• **Problem to solve**
Search term "watermark": please copy every line of the records below that contains it.

Entries from a dataset of interfaces:
******

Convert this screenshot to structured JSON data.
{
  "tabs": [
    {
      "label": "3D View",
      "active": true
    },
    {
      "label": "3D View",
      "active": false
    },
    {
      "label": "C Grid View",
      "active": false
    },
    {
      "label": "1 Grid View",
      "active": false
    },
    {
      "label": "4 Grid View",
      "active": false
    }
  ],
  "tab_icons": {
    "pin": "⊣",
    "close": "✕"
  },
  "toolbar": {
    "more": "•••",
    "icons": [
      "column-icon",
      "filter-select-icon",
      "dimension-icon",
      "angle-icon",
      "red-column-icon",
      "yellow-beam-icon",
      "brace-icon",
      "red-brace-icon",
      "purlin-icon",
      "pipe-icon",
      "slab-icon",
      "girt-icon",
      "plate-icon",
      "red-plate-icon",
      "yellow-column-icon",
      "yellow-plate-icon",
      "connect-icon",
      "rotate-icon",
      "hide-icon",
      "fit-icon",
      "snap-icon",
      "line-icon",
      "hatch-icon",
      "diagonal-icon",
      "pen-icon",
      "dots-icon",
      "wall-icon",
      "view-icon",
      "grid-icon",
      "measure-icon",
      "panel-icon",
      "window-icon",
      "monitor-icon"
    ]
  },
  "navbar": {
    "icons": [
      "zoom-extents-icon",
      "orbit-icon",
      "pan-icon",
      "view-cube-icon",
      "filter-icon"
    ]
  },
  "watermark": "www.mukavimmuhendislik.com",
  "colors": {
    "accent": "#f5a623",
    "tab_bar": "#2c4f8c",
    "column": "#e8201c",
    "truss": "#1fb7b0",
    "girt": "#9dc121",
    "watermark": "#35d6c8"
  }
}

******

• **Answer box**
  "watermark": "www.mukavimmuhendislik.com",
    "watermark": "#35d6c8"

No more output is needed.